The Irish Mail on Sunday
Music that made them the biggest boy band of all time
ONE Direction have conquered the world like no other in the history of boy bands. However, they merely follow in a line of groups created by music business Svengalis that stretches right back to 1956. That year, The Teenagers, fronted by a 13-year-old singer from Harlem, Frankie Lymon, took Why Do Fools Fall In Love to the top ten.
Everybody from the Beatles and the Monkees to the Jackson Five were hot-housed for fame.
Menudo, New Kids On The Block and Westlife were all assembled to appeal primarily to adolescent girls. But One Direction surpass even the Beatles already in some aspects of their commercial success.
They are the first band from these islands to have a debut album go straight in at number one in the US Billboard charts. They did so with their next three albums – the first group to ever accomplish the feat. Books on the band have topped bestseller lists around the world. But why them?
They failed to make the cut as solo performers when they entered 2010’s X Factor. Matt Cardle, the winner that year, is content to play the 500-capacity Whelans venue when he visits here. On his way from the airport he would pass Croke Park, where 240,000 fans of the band he defeated will squeeze into for three nights this weekend. When you look at Harry, Niall, Liam, Zayn and Louis you see five quite good looking but ordinary blokes, not ripped gym bunnies. On and off stage they dress in clothes that could come from Hollister or Topshop and who could conceivably work there at the weekend.
They are responsible for earnings of $100million for Sony Music Entertainment. Steve Barnett of Columbia Records is reported as saying it was not a difficult decision to sign One Direction: ‘I just thought there was a void, and maybe they could seize and hold it.’
They have done that. Their management, Simon Cowell among them, utilised the power of social media to staggering effect. What Makes You Beautiful, their first single in 2011, has been viewed over 500 million times on YouTube. All their other singles have had a similar impact.
After Cowell signed them to Syco for a reported £2million, he enlisted the services of London advertising agency Archibald Ingall Stretton to increase traffic to One Direction’s website.
They developed a campaign fronted by an animated character, 1D Cyberpunk, who had purportedly ‘stolen’ a laptop from the band and would only return it with the aid of fans who could prove that they were as obsessive about One Direction as she was.
With the aid of quizzes, riddles and specially filmed videos of the band, the website’s traffic doubled with 200,000 participants. It culminated in a virtual listening party for the band’s debut album Up All Night. Primarily designed to foster interest in Europe, it also grabbed the attention of American teenagers who might have been looking to fill that void that Steve Barnett identified.

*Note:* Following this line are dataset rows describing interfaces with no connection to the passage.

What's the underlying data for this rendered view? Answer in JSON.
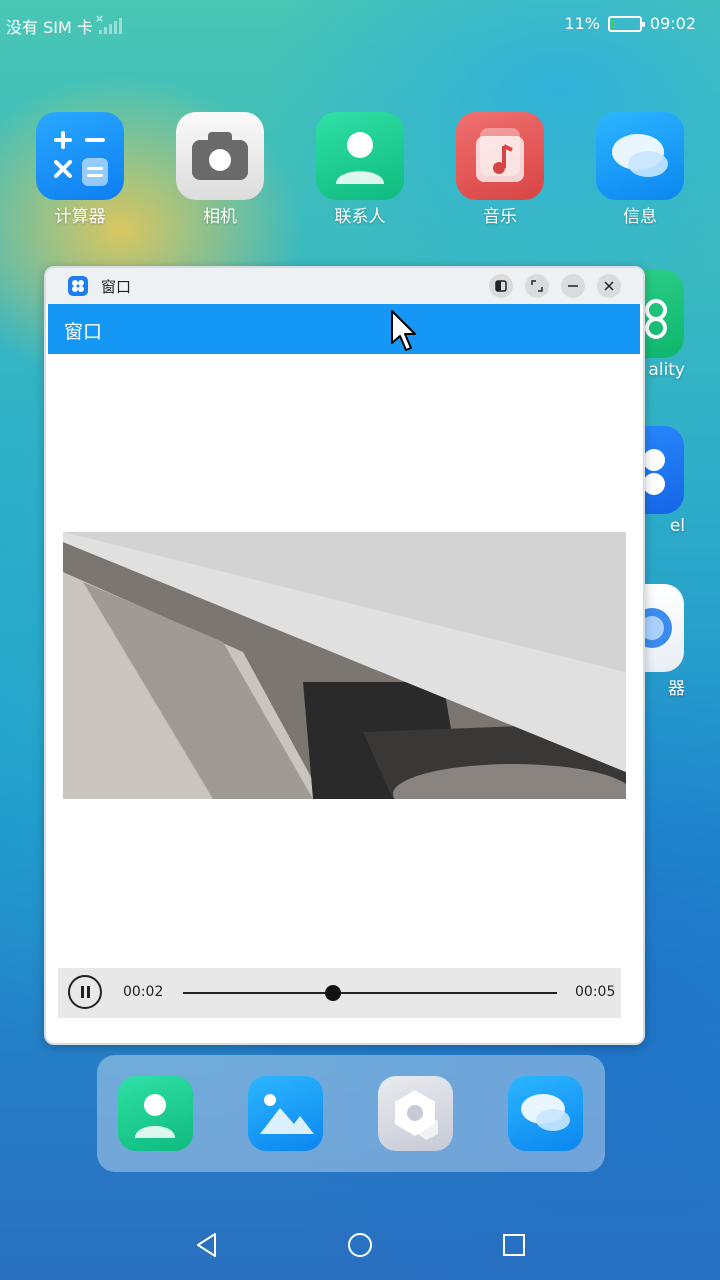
{
  "status_bar": {
    "carrier": "没有 SIM 卡",
    "signal_x": "×",
    "battery_percent": "11%",
    "battery_level": 0.11,
    "time": "09:02"
  },
  "home": {
    "apps": [
      {
        "label": "计算器",
        "icon": "calculator-icon"
      },
      {
        "label": "相机",
        "icon": "camera-icon"
      },
      {
        "label": "联系人",
        "icon": "contacts-icon"
      },
      {
        "label": "音乐",
        "icon": "music-icon"
      },
      {
        "label": "信息",
        "icon": "messages-icon"
      }
    ],
    "partial_labels": [
      "ality",
      "el",
      "器"
    ]
  },
  "window": {
    "title": "窗口",
    "appbar_title": "窗口",
    "buttons": [
      "split-icon",
      "maximize-icon",
      "minimize-icon",
      "close-icon"
    ]
  },
  "player": {
    "current_time": "00:02",
    "total_time": "00:05",
    "progress": 0.4
  },
  "dock": {
    "apps": [
      "contacts-icon",
      "gallery-icon",
      "settings-icon",
      "messages-icon"
    ]
  },
  "navbar": {
    "buttons": [
      "back-icon",
      "home-icon",
      "recents-icon"
    ]
  }
}
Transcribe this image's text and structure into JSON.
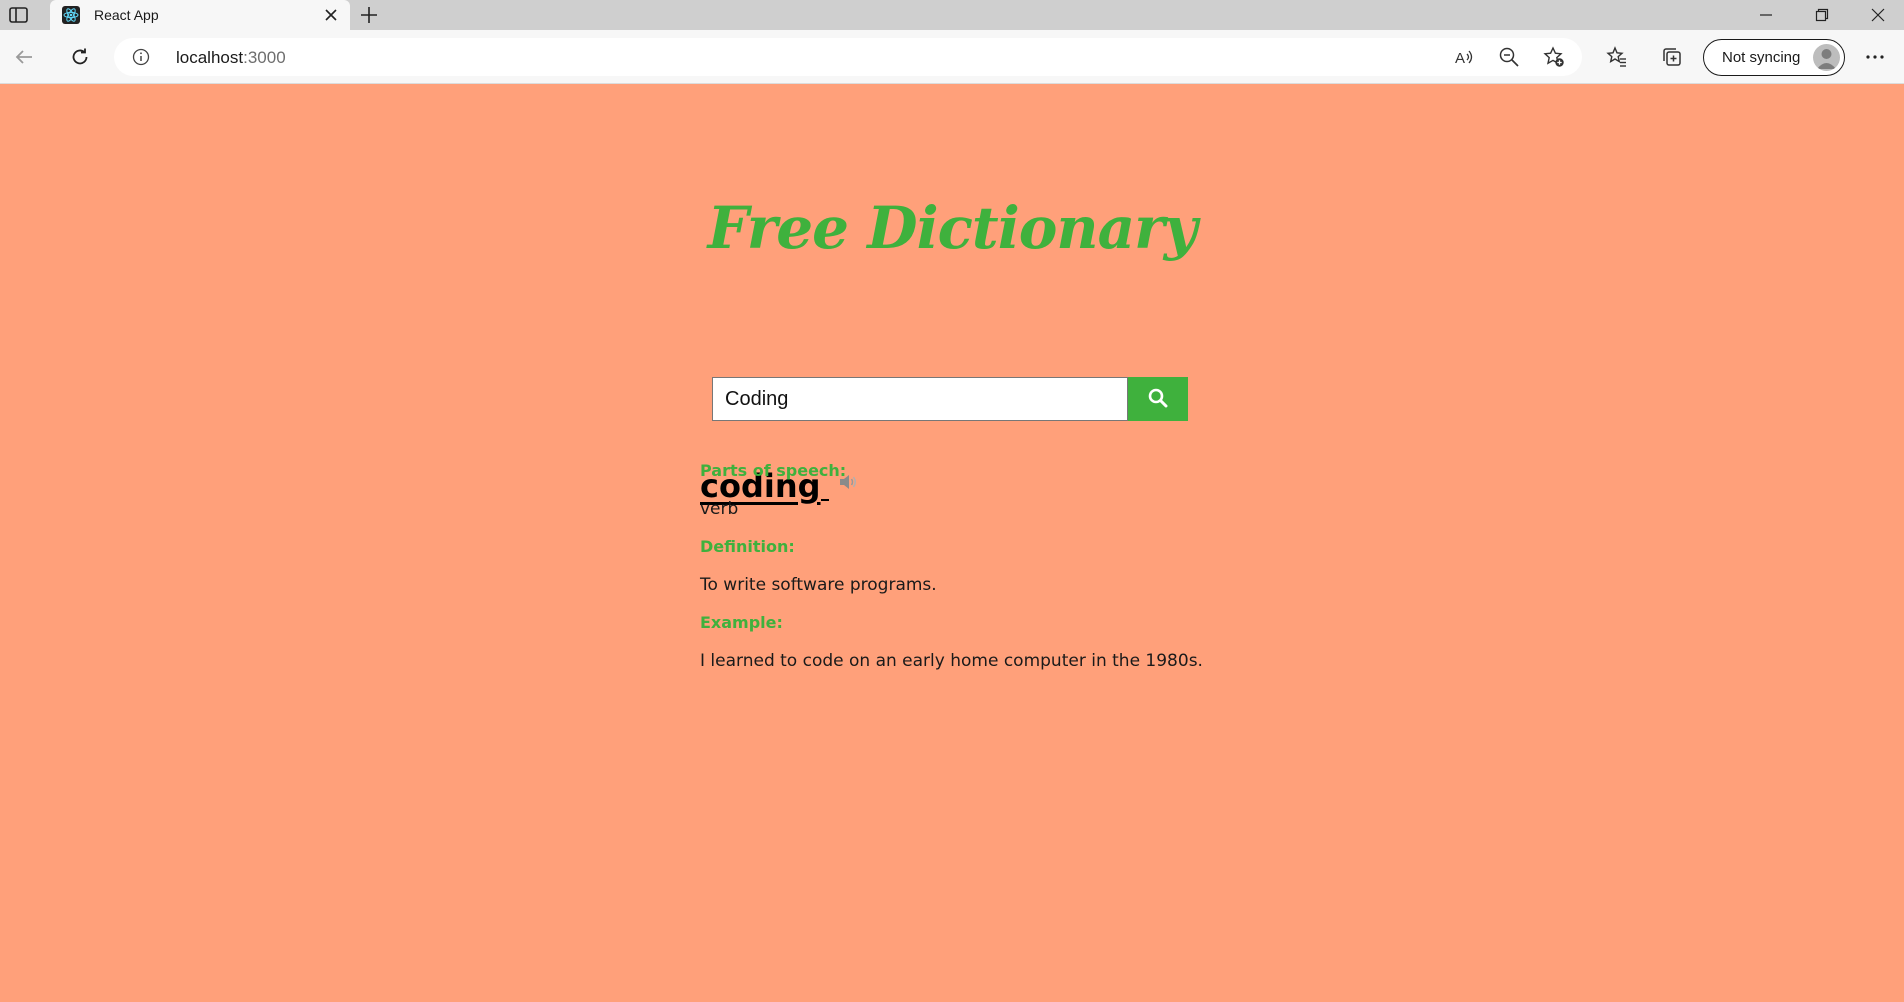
{
  "browser": {
    "tab_title": "React App",
    "address_host": "localhost",
    "address_port": ":3000",
    "sync_label": "Not syncing"
  },
  "app": {
    "title": "Free Dictionary",
    "search": {
      "value": "Coding"
    },
    "result": {
      "word": "coding",
      "parts_label": "Parts of speech:",
      "parts_value": "verb",
      "definition_label": "Definition:",
      "definition_value": "To write software programs.",
      "example_label": "Example:",
      "example_value": "I learned to code on an early home computer in the 1980s."
    }
  },
  "colors": {
    "page_background": "#ffa07a",
    "accent_green": "#3fb13d"
  }
}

A US fan base was established which became desperate to see the band. When they arrived on their debut tour, they grossed $5million in the US alone, selling out all dates. Their next world tour grossed over ten times that.
No previous pretenders – Westlife, Boyzone, the Wanted, Take That with or without Robbie – came close to this.
The songs which tell young girls they are beautiful and encourage them in enjoying life while they’re young are constructed by teams of writers.
But unlike Robbie Williams, who always seemed dissatisfied with the travails of life in a boy band, One Direction look chuffed to just be there. The odd drunken escapade by Liam Payne doesn’t trouble fans, making them seem fallible and unreconstructed and significantly less manufactured. This is key to an audience who might at most shrug at such behaviour and are extremely unlikely to be shocked by it.
These are the boys who didn’t win at first, lost again and still have ascended the throne as the new princes of pop.